Page and application data records:
-------------------------
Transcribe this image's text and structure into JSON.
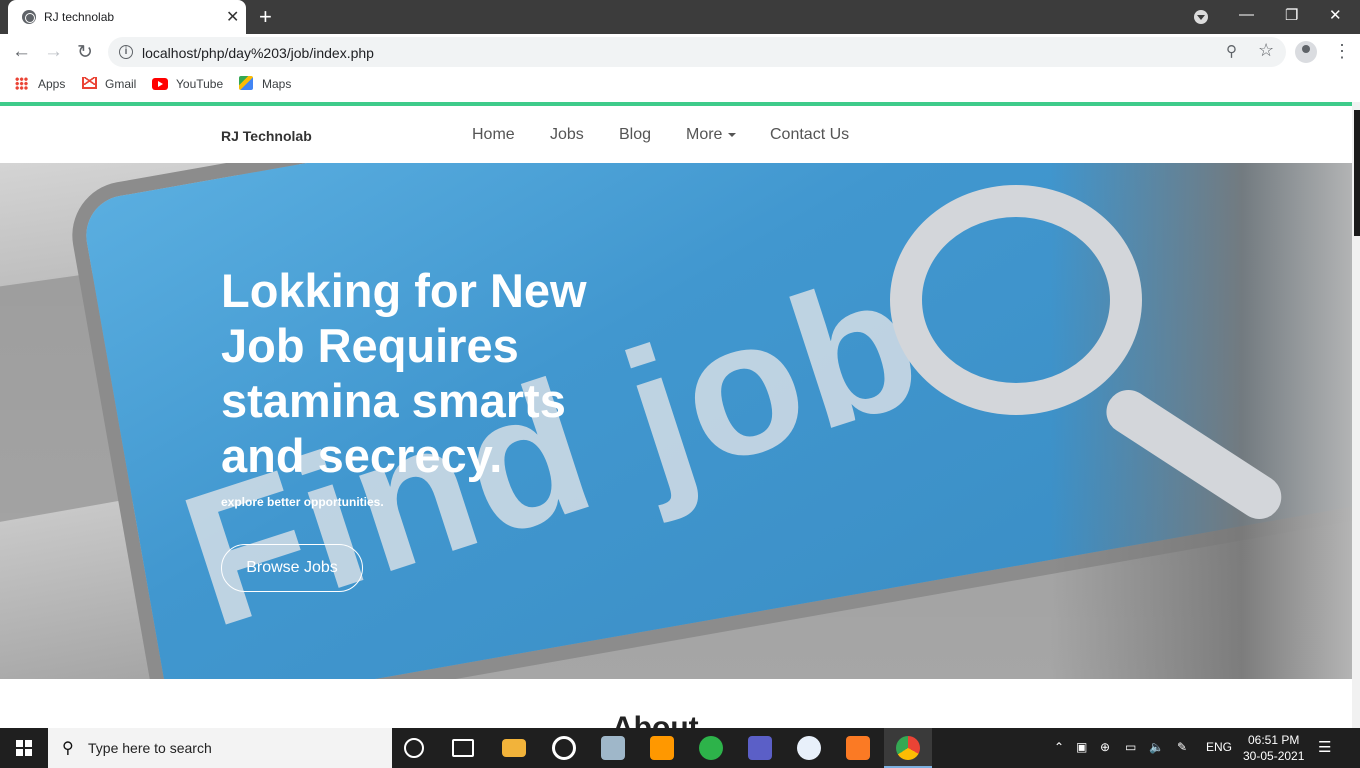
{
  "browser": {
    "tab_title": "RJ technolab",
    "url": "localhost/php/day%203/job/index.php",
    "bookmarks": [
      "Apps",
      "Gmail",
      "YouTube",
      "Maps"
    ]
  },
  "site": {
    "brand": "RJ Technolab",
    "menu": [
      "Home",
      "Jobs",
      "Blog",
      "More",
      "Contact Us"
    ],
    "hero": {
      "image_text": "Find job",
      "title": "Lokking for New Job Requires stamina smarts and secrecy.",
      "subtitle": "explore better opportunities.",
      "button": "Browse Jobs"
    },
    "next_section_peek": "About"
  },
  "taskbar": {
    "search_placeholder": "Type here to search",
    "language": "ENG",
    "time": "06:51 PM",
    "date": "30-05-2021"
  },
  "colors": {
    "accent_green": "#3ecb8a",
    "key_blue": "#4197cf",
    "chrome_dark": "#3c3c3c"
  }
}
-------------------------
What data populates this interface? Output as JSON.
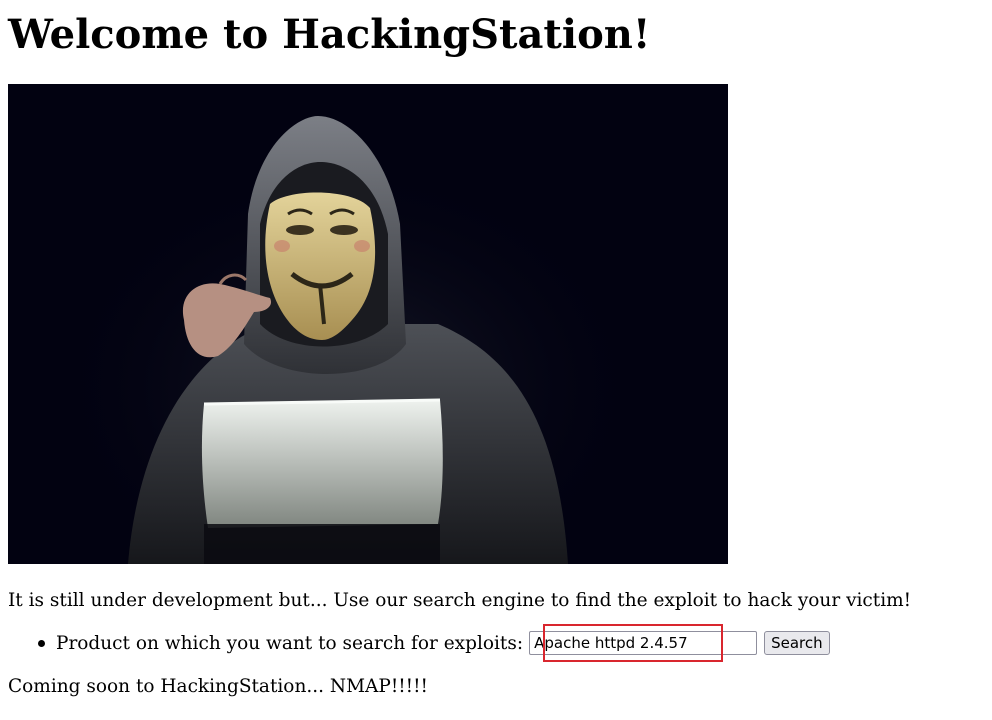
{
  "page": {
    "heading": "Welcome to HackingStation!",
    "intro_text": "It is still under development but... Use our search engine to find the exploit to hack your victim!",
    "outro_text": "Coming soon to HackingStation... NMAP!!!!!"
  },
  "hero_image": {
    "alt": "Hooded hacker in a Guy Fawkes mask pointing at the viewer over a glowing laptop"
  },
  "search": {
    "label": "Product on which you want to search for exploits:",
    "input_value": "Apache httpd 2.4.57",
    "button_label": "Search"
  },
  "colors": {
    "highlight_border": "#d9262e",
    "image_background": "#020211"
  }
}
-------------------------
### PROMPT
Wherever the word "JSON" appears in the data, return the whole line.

### SOLUTION FOR THIS PROBLEM
Transcribe this image's text and structure into JSON.
What data populates this interface? Output as JSON.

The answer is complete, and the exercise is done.